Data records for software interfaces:

▼

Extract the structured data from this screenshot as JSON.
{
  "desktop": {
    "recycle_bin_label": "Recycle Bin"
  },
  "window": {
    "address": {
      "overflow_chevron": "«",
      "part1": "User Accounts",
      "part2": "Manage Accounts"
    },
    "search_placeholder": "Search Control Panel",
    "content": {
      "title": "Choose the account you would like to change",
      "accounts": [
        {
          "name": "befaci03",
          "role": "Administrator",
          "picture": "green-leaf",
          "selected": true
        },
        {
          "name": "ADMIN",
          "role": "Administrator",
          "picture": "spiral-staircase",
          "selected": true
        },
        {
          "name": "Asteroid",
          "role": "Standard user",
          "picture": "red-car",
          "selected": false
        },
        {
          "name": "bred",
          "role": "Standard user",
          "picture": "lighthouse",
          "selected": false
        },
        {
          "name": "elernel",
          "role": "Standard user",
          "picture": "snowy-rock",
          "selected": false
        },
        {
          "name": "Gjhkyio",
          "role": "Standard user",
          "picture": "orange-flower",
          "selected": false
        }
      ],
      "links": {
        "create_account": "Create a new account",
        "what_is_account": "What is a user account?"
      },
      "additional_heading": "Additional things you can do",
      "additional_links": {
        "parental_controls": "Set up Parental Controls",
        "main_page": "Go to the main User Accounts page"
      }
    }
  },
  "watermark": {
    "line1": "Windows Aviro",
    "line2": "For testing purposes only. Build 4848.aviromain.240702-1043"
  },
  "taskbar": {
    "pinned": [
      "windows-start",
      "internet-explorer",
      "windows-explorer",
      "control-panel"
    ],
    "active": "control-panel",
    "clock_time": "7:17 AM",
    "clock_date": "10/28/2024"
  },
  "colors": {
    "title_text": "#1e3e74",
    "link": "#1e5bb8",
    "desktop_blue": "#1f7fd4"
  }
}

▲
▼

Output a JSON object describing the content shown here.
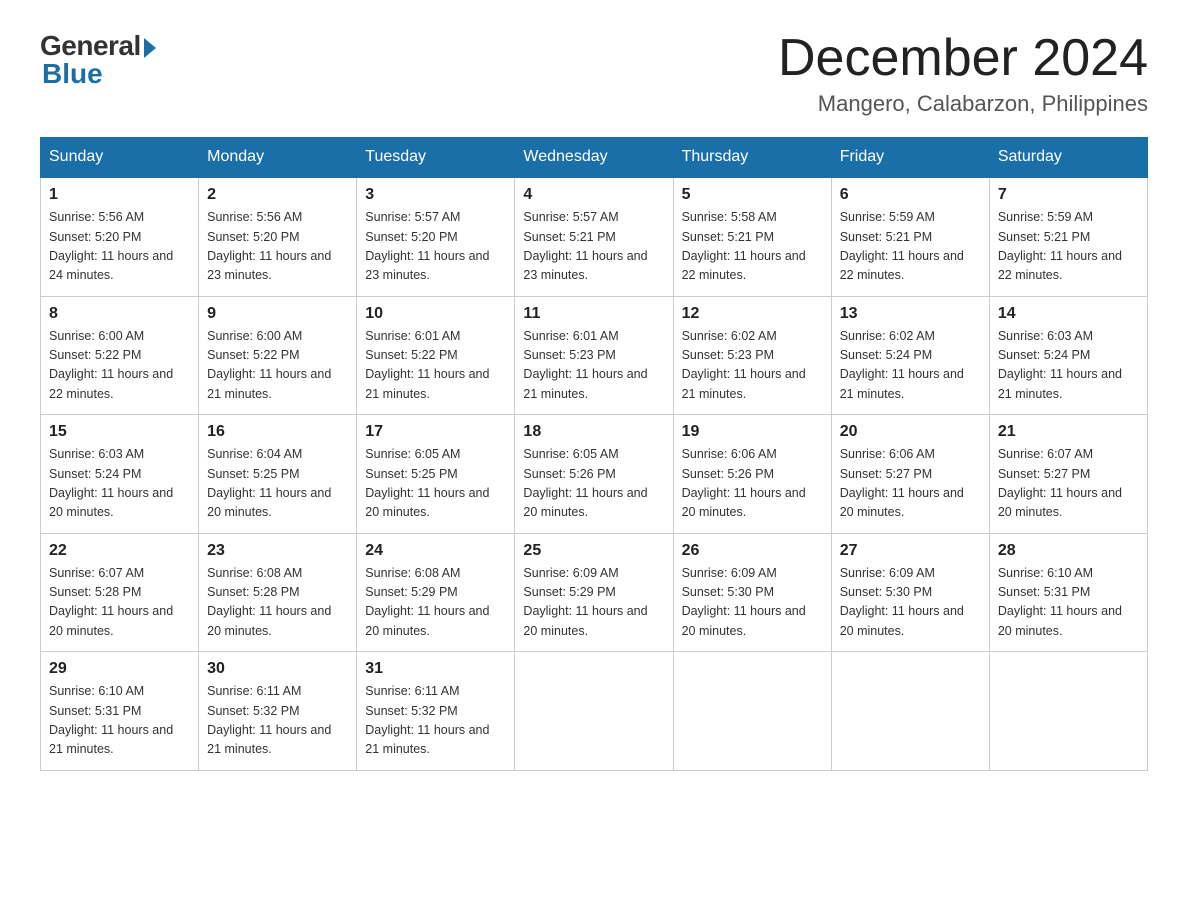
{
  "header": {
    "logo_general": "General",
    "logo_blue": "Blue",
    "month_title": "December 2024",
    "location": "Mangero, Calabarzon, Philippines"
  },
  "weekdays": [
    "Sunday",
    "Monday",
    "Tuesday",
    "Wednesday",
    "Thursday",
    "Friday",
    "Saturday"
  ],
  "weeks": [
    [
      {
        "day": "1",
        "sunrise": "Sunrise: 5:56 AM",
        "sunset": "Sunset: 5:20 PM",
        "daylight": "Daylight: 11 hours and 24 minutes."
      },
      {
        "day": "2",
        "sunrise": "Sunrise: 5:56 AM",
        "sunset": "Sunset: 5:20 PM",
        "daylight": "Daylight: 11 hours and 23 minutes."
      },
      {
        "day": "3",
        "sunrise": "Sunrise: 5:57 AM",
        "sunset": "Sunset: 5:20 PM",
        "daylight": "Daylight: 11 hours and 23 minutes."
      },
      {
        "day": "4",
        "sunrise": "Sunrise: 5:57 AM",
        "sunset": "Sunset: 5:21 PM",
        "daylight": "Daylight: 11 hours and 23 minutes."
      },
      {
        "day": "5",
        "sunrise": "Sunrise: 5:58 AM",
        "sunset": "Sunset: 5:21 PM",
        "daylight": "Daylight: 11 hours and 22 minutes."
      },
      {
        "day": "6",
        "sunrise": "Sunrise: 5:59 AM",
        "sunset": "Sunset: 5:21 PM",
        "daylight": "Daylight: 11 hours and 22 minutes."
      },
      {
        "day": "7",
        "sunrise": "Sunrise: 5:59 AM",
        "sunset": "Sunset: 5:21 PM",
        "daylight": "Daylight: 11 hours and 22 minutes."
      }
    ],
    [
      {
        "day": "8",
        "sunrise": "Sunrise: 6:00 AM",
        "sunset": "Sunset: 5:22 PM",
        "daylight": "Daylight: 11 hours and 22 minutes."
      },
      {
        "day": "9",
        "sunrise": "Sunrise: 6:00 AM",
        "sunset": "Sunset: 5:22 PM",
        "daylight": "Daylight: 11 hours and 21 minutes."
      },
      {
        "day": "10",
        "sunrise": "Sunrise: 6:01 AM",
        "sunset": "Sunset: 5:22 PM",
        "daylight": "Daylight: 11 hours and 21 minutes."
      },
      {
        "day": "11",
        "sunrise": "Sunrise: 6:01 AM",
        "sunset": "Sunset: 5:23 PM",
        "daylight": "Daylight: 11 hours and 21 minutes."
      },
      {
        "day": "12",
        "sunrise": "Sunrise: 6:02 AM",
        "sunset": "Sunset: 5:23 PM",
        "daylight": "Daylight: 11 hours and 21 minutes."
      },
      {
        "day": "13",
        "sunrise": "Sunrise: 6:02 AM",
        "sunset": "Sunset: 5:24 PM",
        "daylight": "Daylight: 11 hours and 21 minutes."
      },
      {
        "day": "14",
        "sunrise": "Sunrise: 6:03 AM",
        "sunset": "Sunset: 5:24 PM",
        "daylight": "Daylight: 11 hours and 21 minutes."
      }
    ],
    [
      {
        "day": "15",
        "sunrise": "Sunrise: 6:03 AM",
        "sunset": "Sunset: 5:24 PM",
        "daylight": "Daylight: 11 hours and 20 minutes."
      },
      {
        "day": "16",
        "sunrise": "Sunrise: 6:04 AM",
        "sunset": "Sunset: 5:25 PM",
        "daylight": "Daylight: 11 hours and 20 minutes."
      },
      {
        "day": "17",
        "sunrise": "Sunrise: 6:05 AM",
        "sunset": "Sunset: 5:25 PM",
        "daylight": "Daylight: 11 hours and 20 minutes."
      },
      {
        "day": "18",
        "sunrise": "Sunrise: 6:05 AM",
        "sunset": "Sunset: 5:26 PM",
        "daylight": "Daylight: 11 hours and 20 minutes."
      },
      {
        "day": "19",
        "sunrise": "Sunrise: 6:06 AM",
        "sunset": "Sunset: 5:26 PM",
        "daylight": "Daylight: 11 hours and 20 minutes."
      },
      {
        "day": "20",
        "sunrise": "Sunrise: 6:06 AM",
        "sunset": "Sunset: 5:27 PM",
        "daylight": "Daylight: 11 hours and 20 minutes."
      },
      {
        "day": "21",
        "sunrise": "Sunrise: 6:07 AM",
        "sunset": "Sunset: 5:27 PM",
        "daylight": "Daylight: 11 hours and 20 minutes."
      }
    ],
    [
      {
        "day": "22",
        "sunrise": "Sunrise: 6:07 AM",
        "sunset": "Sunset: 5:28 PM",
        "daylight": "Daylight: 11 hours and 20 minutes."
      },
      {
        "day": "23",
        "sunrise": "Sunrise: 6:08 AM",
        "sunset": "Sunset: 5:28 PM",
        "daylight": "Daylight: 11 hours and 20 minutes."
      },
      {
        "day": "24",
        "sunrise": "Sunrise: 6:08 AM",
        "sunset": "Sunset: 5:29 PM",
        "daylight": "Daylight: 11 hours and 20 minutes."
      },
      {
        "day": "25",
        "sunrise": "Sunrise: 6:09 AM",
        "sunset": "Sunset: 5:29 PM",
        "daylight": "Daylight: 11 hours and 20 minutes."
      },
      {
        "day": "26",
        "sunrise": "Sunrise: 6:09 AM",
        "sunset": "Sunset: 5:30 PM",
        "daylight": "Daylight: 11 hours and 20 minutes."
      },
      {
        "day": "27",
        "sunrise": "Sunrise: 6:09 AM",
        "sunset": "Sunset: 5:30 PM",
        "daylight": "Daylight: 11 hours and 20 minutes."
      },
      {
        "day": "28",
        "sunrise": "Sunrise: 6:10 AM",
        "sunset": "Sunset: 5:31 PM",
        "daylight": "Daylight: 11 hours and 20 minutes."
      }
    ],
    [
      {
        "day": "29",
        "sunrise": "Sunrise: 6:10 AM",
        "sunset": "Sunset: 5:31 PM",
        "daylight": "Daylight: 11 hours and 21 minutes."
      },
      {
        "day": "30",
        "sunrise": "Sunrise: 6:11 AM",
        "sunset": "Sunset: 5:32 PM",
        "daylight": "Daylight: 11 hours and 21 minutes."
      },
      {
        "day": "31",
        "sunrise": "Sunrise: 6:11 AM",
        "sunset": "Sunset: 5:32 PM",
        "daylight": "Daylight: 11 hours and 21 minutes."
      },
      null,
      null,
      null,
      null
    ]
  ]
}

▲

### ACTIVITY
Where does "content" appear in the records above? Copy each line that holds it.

### TASK RESPONSE
    "content": {
Output a JSON object describing the content shown here.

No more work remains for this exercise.